WHAT IS NEEDED:
Copy out all lines bearing the word "LINDA" from the listing below.

THE DATA:
"""

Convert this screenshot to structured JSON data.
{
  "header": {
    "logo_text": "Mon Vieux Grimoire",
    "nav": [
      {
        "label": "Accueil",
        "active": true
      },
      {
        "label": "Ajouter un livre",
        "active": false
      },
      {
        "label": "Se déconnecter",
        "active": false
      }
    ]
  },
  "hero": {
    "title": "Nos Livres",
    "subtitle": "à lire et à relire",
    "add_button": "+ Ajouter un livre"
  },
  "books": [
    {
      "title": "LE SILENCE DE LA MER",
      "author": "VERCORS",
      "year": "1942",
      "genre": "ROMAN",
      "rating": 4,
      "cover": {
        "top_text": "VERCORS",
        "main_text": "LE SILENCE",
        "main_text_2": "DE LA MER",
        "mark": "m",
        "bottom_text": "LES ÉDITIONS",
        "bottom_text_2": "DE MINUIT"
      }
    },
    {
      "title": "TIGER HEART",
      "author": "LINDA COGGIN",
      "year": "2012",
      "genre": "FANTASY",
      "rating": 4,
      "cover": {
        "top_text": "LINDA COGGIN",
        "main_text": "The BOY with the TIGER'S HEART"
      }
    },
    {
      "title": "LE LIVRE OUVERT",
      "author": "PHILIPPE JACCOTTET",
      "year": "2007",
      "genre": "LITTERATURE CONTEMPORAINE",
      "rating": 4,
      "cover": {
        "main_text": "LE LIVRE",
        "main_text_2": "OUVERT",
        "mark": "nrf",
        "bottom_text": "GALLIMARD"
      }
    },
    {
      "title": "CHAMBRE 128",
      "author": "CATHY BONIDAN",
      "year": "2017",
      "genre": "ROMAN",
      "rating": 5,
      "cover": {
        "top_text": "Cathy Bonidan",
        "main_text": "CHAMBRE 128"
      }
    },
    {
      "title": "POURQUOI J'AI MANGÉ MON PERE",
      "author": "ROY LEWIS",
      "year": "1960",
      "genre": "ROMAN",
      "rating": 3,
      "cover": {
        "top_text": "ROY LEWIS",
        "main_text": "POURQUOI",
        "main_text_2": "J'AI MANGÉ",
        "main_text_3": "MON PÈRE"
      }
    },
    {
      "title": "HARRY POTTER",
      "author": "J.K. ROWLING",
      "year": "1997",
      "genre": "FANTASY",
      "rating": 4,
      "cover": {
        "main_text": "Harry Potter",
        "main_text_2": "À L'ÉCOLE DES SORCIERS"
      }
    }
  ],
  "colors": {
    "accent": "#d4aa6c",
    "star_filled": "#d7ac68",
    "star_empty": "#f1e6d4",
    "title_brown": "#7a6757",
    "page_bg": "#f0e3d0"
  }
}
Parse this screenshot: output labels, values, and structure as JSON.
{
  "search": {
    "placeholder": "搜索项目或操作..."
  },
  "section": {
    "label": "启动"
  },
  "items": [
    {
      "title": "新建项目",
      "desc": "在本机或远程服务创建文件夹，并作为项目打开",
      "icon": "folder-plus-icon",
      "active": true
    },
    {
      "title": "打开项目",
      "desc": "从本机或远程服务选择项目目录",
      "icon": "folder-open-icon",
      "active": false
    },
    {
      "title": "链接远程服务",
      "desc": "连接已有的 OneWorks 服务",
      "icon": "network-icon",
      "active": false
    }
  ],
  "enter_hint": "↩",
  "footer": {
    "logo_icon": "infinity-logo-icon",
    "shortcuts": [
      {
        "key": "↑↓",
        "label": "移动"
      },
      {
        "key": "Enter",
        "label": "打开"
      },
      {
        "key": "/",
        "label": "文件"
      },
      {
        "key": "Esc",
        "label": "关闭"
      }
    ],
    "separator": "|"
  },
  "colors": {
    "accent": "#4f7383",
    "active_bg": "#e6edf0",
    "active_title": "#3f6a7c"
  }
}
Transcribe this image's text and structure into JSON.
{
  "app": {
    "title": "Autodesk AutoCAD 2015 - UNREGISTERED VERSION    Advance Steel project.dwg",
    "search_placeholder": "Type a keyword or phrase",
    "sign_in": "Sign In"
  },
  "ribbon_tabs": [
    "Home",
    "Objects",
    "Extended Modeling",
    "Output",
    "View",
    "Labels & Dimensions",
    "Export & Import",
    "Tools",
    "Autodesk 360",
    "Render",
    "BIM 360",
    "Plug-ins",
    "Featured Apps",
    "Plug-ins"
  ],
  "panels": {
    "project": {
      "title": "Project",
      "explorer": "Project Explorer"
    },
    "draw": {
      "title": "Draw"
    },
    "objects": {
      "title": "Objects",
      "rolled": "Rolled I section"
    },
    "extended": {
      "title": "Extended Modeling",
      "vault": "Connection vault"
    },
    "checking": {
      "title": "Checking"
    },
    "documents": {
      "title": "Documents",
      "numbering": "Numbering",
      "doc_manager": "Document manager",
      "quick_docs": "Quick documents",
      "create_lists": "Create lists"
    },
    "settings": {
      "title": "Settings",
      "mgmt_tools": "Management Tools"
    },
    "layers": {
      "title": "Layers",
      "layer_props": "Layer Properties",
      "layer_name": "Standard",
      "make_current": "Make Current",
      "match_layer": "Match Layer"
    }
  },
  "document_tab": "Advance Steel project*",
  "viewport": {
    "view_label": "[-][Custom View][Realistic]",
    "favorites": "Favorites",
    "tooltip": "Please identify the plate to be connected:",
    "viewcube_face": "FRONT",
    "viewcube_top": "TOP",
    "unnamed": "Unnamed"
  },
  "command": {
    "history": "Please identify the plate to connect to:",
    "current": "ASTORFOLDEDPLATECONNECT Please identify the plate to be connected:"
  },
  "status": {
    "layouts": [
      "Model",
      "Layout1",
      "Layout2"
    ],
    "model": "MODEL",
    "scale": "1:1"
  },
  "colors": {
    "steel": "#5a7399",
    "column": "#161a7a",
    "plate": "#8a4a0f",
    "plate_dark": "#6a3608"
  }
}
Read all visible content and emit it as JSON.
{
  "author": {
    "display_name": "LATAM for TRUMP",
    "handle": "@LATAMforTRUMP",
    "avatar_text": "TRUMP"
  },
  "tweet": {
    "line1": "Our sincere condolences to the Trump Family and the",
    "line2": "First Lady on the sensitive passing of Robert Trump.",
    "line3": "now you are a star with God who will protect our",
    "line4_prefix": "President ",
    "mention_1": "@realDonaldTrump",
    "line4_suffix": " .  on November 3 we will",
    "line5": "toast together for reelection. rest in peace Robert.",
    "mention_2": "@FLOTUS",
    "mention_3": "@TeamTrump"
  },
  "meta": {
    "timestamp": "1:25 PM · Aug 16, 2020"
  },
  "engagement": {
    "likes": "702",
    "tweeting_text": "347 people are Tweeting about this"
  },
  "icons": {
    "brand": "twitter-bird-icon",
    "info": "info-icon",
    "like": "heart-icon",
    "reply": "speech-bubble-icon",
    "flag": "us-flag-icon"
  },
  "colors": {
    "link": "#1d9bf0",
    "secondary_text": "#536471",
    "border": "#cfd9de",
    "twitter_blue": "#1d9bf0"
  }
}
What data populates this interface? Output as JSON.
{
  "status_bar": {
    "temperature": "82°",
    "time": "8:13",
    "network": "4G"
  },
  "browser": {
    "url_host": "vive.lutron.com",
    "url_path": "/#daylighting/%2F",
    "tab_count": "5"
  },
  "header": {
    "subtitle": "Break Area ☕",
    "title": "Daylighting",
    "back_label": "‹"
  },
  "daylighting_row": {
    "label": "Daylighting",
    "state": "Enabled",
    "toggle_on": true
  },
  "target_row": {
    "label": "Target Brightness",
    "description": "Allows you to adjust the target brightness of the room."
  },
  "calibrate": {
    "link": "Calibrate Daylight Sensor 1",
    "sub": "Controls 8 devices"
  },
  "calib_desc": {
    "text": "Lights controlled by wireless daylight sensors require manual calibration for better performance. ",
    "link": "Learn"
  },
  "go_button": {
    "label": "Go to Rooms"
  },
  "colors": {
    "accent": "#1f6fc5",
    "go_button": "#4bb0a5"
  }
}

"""

RESPONSE BELOW:
      "author": "LINDA COGGIN",
        "top_text": "LINDA COGGIN",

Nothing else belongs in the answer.